He urged Walker to consult again with credentialing specialist Michael Hamm of Albuquerque, N.M., who has made that recommendation.
Berrisford, interim head of policy and communications at Legal Ombudsman, Derby, U.K., and a former consultant with Hill+Knowlton Strategies and senior staff member of the Royal Mail Group and BBC, quoted the Oxford English Dictionary as saying that accredit is to “set forth as credible” and accreditation as “the act of accrediting or being accredited.”
In other words, he added, “to be an ABC is to be a credible individual whom an association of professionals and peers may vouch for.”
Certification, he continued, is “not about peer recognition but about the ability to pass a test. It is hard to see how any test could reflect the nuanced complexity of communications challenges that we face daily as senior communicators.”
The proposal unveiled Jan. 4 by Walker was for Certified Communications Professional (CCP) for those with eight years of experience and Certified Strategic Communications Professional (CSCP) for 15 years of experience.
Unlike ABC, holders of the new designations would have to show ongoing education and pay a fee every three years.
Walker, posting on a LinkeIn site that had drawn 275 entries by last week, had requested that the discussion be moved to a site accessible only to ABCs. This was denounced as a “sham” by member Alan Jenkins.
Aaron Heinrich, outside contractor who is serving as spokesperson for IABC, including posting remarks on the LinkedIn websites, has been asked for details of the Hamm and Extractable contracts.
The following e-mail has been sent to him:
“Please supply the cost of the year-contract with Extractable. What is the monthly cost plus expenses? What do you estimate the year will cost? When can we expect to see any of the work of the firm? We have already seen Michael Hamm recommend certificates instead of ABC which has caused tens of thousands of words on three LinkedIn websites including one where ABC chair Gloria Walker wants to block non-APRs from seeing the discussion. This has been denounced by leading members of IABC.

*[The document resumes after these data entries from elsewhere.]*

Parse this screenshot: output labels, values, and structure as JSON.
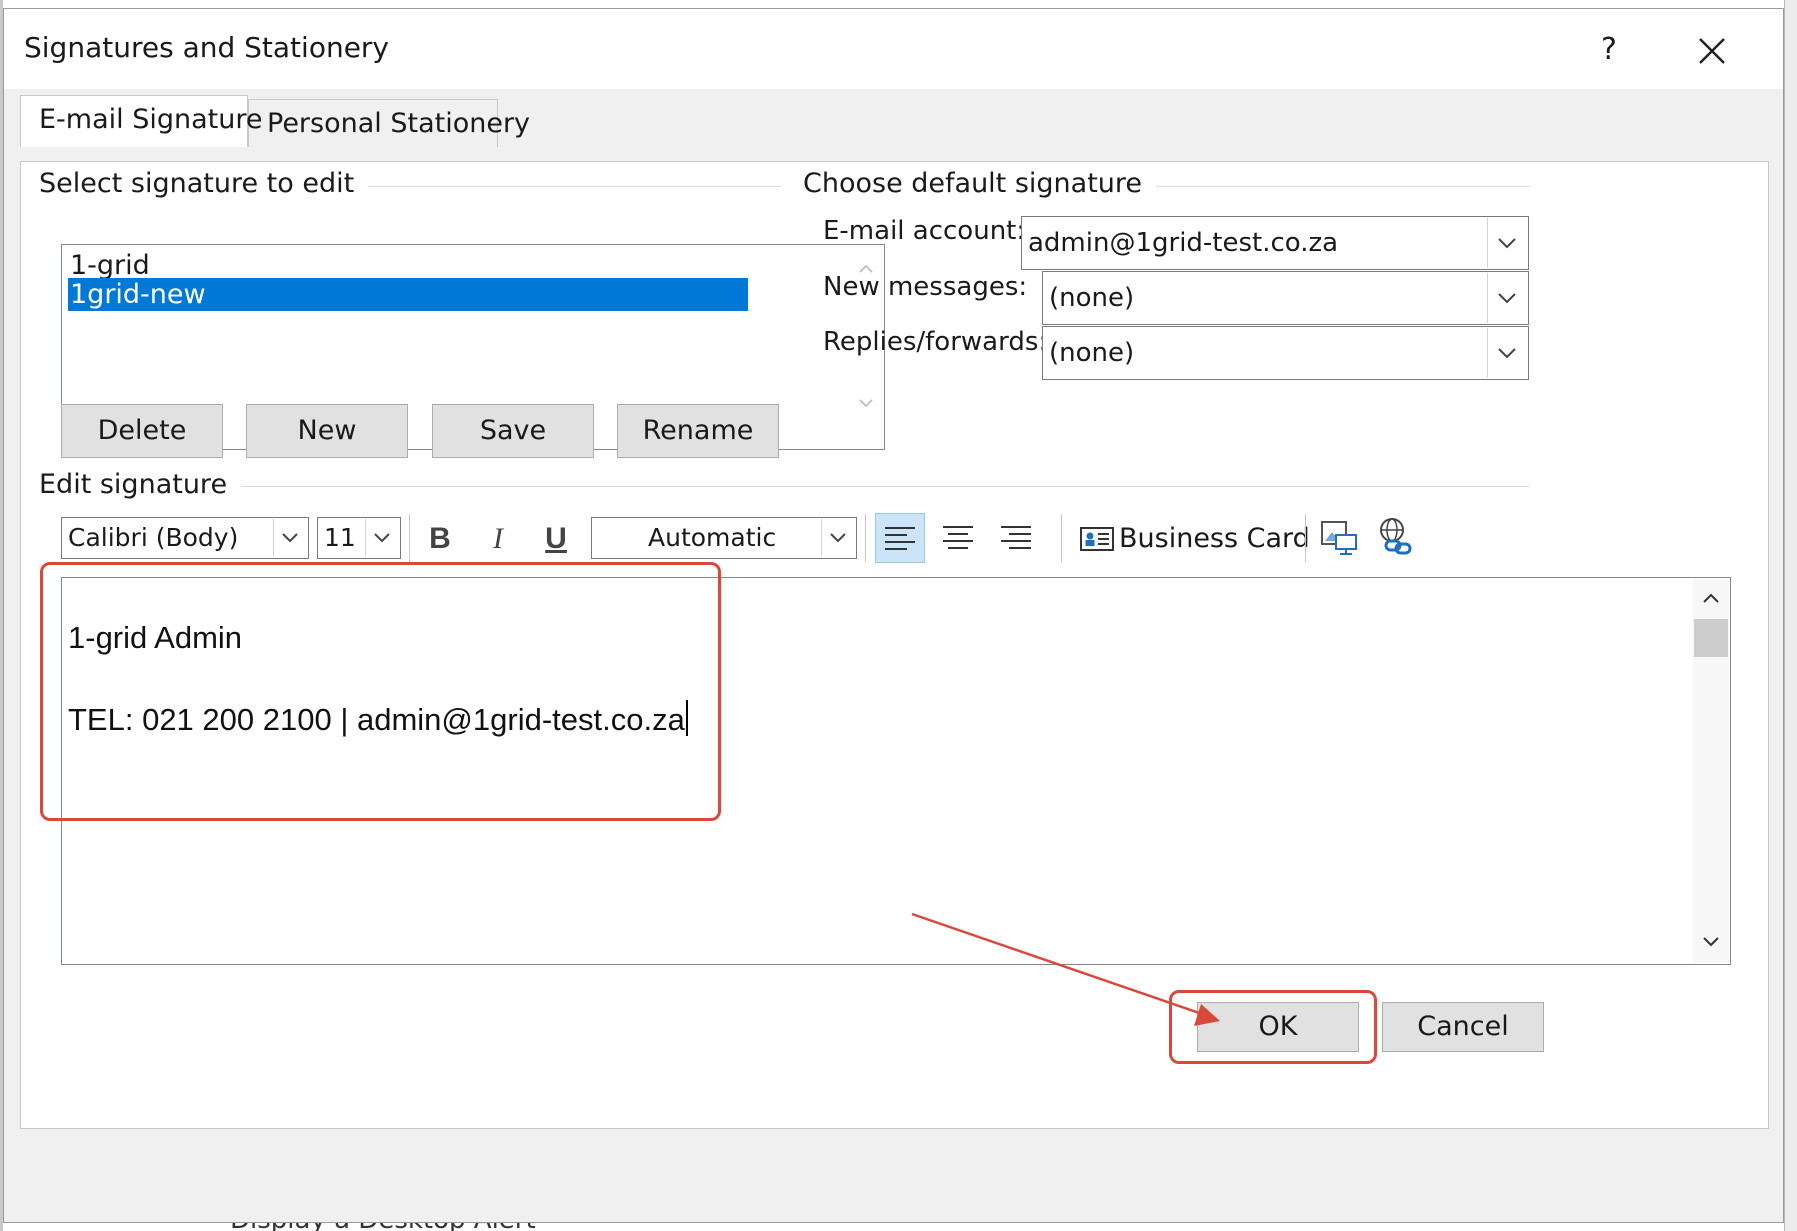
{
  "dialog": {
    "title": "Signatures and Stationery",
    "help_label": "?"
  },
  "tabs": [
    {
      "label": "E-mail Signature"
    },
    {
      "label": "Personal Stationery"
    }
  ],
  "select_signature": {
    "group_label": "Select signature to edit",
    "items": [
      "1-grid",
      "1grid-new"
    ],
    "selected_item": "1grid-new",
    "buttons": {
      "delete": "Delete",
      "new": "New",
      "save": "Save",
      "rename": "Rename"
    }
  },
  "default_signature": {
    "group_label": "Choose default signature",
    "email_account_label": "E-mail account:",
    "email_account_value": "admin@1grid-test.co.za",
    "new_messages_label": "New messages:",
    "new_messages_value": "(none)",
    "replies_label": "Replies/forwards:",
    "replies_value": "(none)"
  },
  "edit_signature": {
    "group_label": "Edit signature",
    "toolbar": {
      "font_name": "Calibri (Body)",
      "font_size": "11",
      "bold": "B",
      "italic": "I",
      "underline": "U",
      "color_value": "Automatic",
      "business_card_label": "Business Card"
    },
    "content": {
      "line1": "1-grid Admin",
      "line2": "TEL: 021 200 2100 | admin@1grid-test.co.za"
    }
  },
  "footer": {
    "ok_label": "OK",
    "cancel_label": "Cancel"
  },
  "background_text": "Display a Desktop Alert",
  "colors": {
    "selection": "#0078d7",
    "annotation": "#d9483b",
    "dialog_bg": "#f0f0f0"
  },
  "icons": [
    "close-icon",
    "chevron-up-icon",
    "chevron-down-icon",
    "align-left-icon",
    "align-center-icon",
    "align-right-icon",
    "business-card-icon",
    "insert-picture-icon",
    "hyperlink-icon"
  ]
}
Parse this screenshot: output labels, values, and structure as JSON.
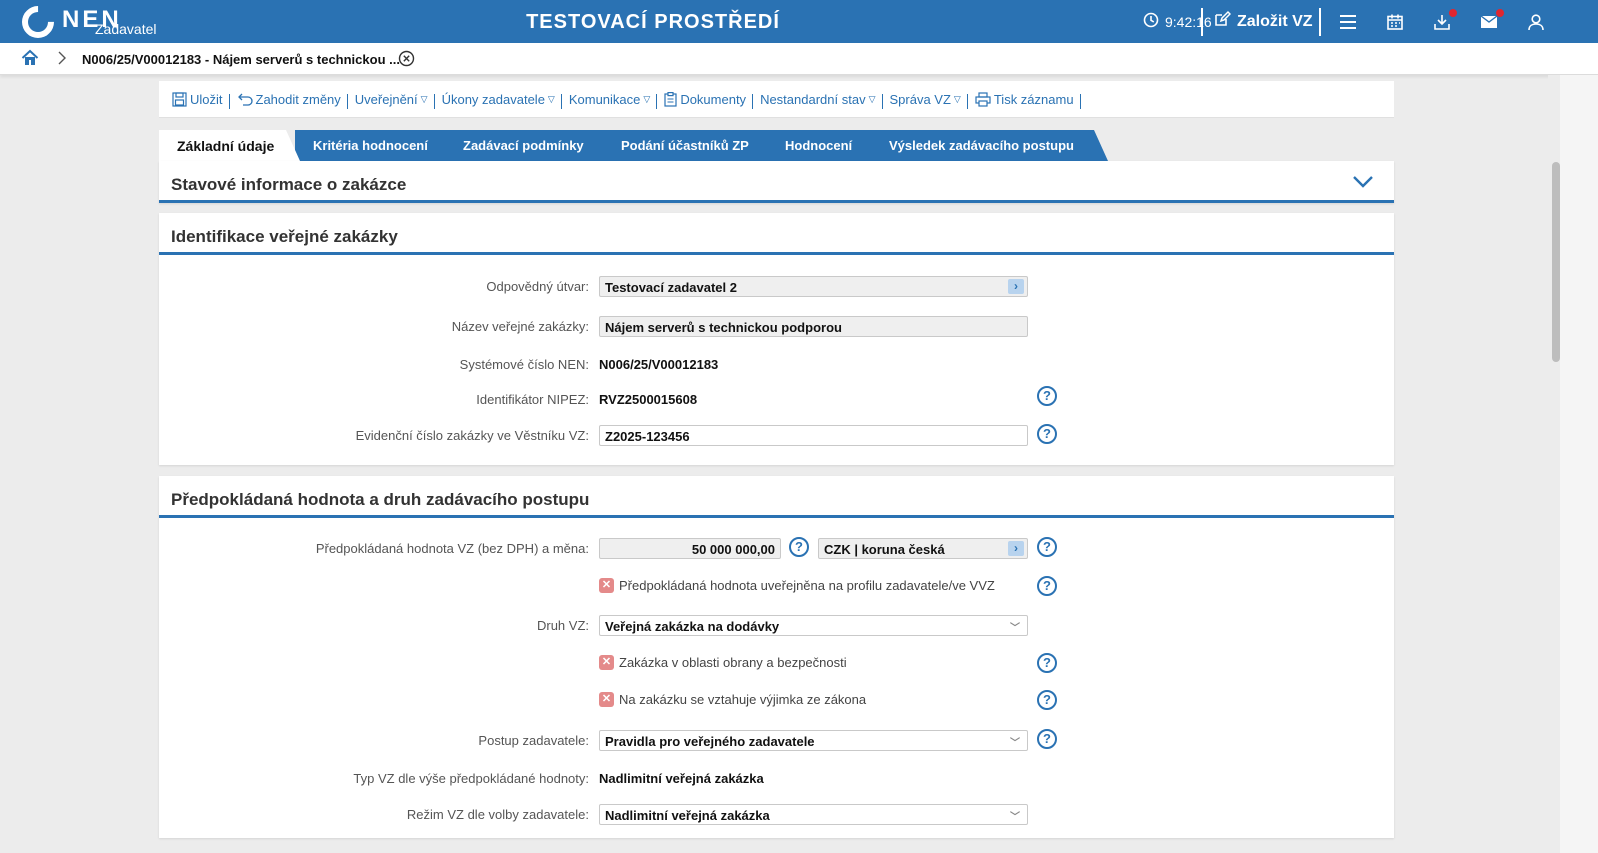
{
  "header": {
    "logo_text": "NEN",
    "logo_subtitle": "Zadavatel",
    "env_title": "TESTOVACÍ PROSTŘEDÍ",
    "time": "9:42:16",
    "create_label": "Založit VZ"
  },
  "breadcrumb": {
    "text": "N006/25/V00012183 - Nájem serverů s technickou ..."
  },
  "toolbar": {
    "items": [
      {
        "label": "Uložit",
        "icon": "save-icon"
      },
      {
        "label": "Zahodit změny",
        "icon": "undo-icon"
      },
      {
        "label": "Uveřejnění",
        "caret": true
      },
      {
        "label": "Úkony zadavatele",
        "caret": true
      },
      {
        "label": "Komunikace",
        "caret": true
      },
      {
        "label": "Dokumenty",
        "icon": "document-icon"
      },
      {
        "label": "Nestandardní stav",
        "caret": true
      },
      {
        "label": "Správa VZ",
        "caret": true
      },
      {
        "label": "Tisk záznamu",
        "icon": "print-icon"
      }
    ]
  },
  "tabs": [
    {
      "label": "Základní údaje",
      "active": true
    },
    {
      "label": "Kritéria hodnocení"
    },
    {
      "label": "Zadávací podmínky"
    },
    {
      "label": "Podání účastníků ZP"
    },
    {
      "label": "Hodnocení"
    },
    {
      "label": "Výsledek zadávacího postupu"
    }
  ],
  "status_panel": {
    "title": "Stavové informace o zakázce"
  },
  "identification": {
    "title": "Identifikace veřejné zakázky",
    "responsible_unit": {
      "label": "Odpovědný útvar:",
      "value": "Testovací zadavatel 2"
    },
    "contract_name": {
      "label": "Název veřejné zakázky:",
      "value": "Nájem serverů s technickou podporou"
    },
    "system_number": {
      "label": "Systémové číslo NEN:",
      "value": "N006/25/V00012183"
    },
    "nipez_id": {
      "label": "Identifikátor NIPEZ:",
      "value": "RVZ2500015608"
    },
    "bulletin_number": {
      "label": "Evidenční číslo zakázky ve Věstníku VZ:",
      "value": "Z2025-123456"
    }
  },
  "estimated": {
    "title": "Předpokládaná hodnota a druh zadávacího postupu",
    "value": {
      "label": "Předpokládaná hodnota VZ (bez DPH) a měna:",
      "amount": "50 000 000,00",
      "currency": "CZK | koruna česká"
    },
    "published_checkbox": "Předpokládaná hodnota uveřejněna na profilu zadavatele/ve VVZ",
    "type": {
      "label": "Druh VZ:",
      "value": "Veřejná zakázka na dodávky"
    },
    "defense_checkbox": "Zakázka v oblasti obrany a bezpečnosti",
    "exception_checkbox": "Na zakázku se vztahuje výjimka ze zákona",
    "procedure": {
      "label": "Postup zadavatele:",
      "value": "Pravidla pro veřejného zadavatele"
    },
    "type_by_value": {
      "label": "Typ VZ dle výše předpokládané hodnoty:",
      "value": "Nadlimitní veřejná zakázka"
    },
    "regime": {
      "label": "Režim VZ dle volby zadavatele:",
      "value": "Nadlimitní veřejná zakázka"
    }
  },
  "colors": {
    "brand": "#2a72b3",
    "notification": "#e0262f",
    "unchecked": "#e48a8a"
  }
}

“We need the year when IABC cancelled its House of Delegates and why. The Int’l PR Assn. did that to its 60-member “Council” two years ago causing nearly half the board to quit. All three major PR associations are beset with governance problems including too much power at h.q. PRSA last year threatened to cancel its in-person Assembly unless a $30 dues hike was passed. The Assembly that did take place had virtually nothing to do and was denounced by veteran members.”